You will find most workout plans ask you to do some high intensity exercise and some strength training, but don’t forget you also need to take breaks. During your workouts, you can rest when needed but only as much as is required. You also want to have rest days planned into your workout. These could be days where you do no workout, or they can be days when you do more leisurely workouts.

A leisurely workout can simply be taking a long walk, or it can be getting on the treadmill for a short while. These kinds of activities can keep your aerobic activity levels up and help with endurance and oxygen volume levels, but they won’t completely exhaust and overtire your muscles. Just as it is important to make sure you keep training up to when you go for the mud run, it’s also important that you give yourself time to rest and recuperate.

One of the most important things we can tell you about how to train for a 10K mud run is to make sure you’re getting plenty of sleep.
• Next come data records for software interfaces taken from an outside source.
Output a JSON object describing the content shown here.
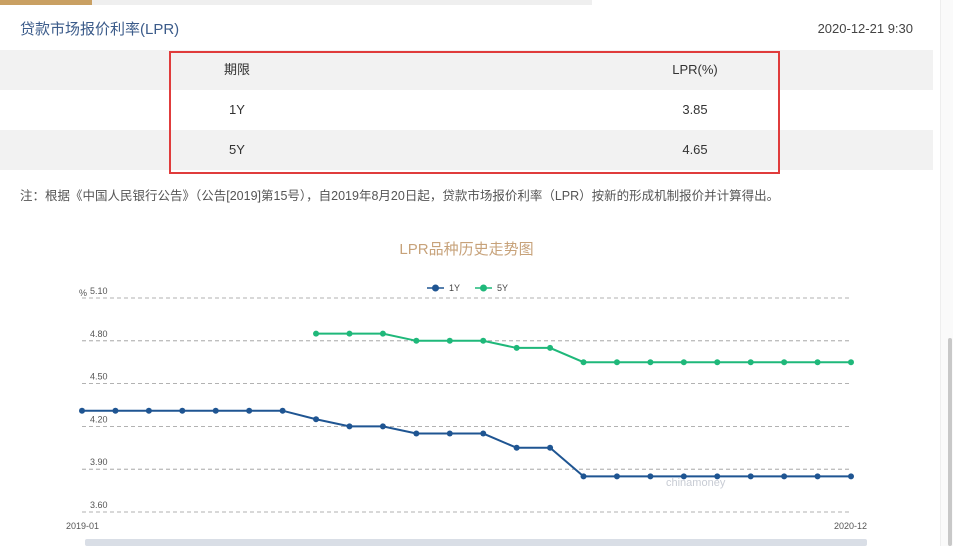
{
  "header": {
    "title": "贷款市场报价利率(LPR)",
    "timestamp": "2020-12-21 9:30"
  },
  "table": {
    "headers": [
      "期限",
      "LPR(%)"
    ],
    "rows": [
      {
        "term": "1Y",
        "rate": "3.85"
      },
      {
        "term": "5Y",
        "rate": "4.65"
      }
    ]
  },
  "note": "注：根据《中国人民银行公告》（公告[2019]第15号），自2019年8月20日起，贷款市场报价利率（LPR）按新的形成机制报价并计算得出。",
  "chart_data": {
    "type": "line",
    "title": "LPR品种历史走势图",
    "ylabel": "%",
    "ylim": [
      3.6,
      5.1
    ],
    "yticks": [
      "5.10",
      "4.80",
      "4.50",
      "4.20",
      "3.90",
      "3.60"
    ],
    "xtick_labels": [
      "2019-01",
      "2020-12"
    ],
    "watermark": "chinamoney",
    "legend_position": "top-center",
    "grid": true,
    "x": [
      "2019-01",
      "2019-02",
      "2019-03",
      "2019-04",
      "2019-05",
      "2019-06",
      "2019-07",
      "2019-08",
      "2019-09",
      "2019-10",
      "2019-11",
      "2019-12",
      "2020-01",
      "2020-02",
      "2020-03",
      "2020-04",
      "2020-05",
      "2020-06",
      "2020-07",
      "2020-08",
      "2020-09",
      "2020-10",
      "2020-11",
      "2020-12"
    ],
    "series": [
      {
        "name": "1Y",
        "color": "#1f5592",
        "values": [
          4.31,
          4.31,
          4.31,
          4.31,
          4.31,
          4.31,
          4.31,
          4.25,
          4.2,
          4.2,
          4.15,
          4.15,
          4.15,
          4.05,
          4.05,
          3.85,
          3.85,
          3.85,
          3.85,
          3.85,
          3.85,
          3.85,
          3.85,
          3.85
        ]
      },
      {
        "name": "5Y",
        "color": "#1fb87a",
        "values": [
          null,
          null,
          null,
          null,
          null,
          null,
          null,
          4.85,
          4.85,
          4.85,
          4.8,
          4.8,
          4.8,
          4.75,
          4.75,
          4.65,
          4.65,
          4.65,
          4.65,
          4.65,
          4.65,
          4.65,
          4.65,
          4.65
        ]
      }
    ]
  }
}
As you do strength training, your body will need time to grow and develop muscles. It will also need time to recover from workouts. That’s why it’s so important that you get enough sleep. It is a good idea to get at least seven hours of sleep each night when you’re doing strength training and preparing for a long, strenuous run like the mud run.

If you’re not getting enough sleep, you’re going to hurt your endurance and your focus as well as your body’s ability to develop muscles. Most muscle growth happens while you are sleeping, which makes sleeping one of the most important parts of your workout plan.

What Should you Eat Before a Mud Run?

Another major component of your preparation for the mud run is what you eat. You want to be careful about packing on fatty weight and focus instead on lean muscle.

It is smart to avoid protein shakes and protein powders and other things that pack on a lot of muscle at once. The muscles built by protein powders may not be very effective and helpful at navigating a mud run, and they can just wear you down with additional baggage you don’t really need.

Lean muscle will be helpful for powering through the race and helping you overcome obstacles. You can build this kind of muscle by consuming plenty of green leafy vegetables, legumes, eggs, and lean meat, like skinless chicken and turkey. You want to be consuming a low fat, low carb diet to help burn away excess weight and give you less weight to carry around through the obstacle course.

Training for a mud run is no easy feat, but you’re going to have to train hard if you’re going to make it through the mud run and put in a decent performance.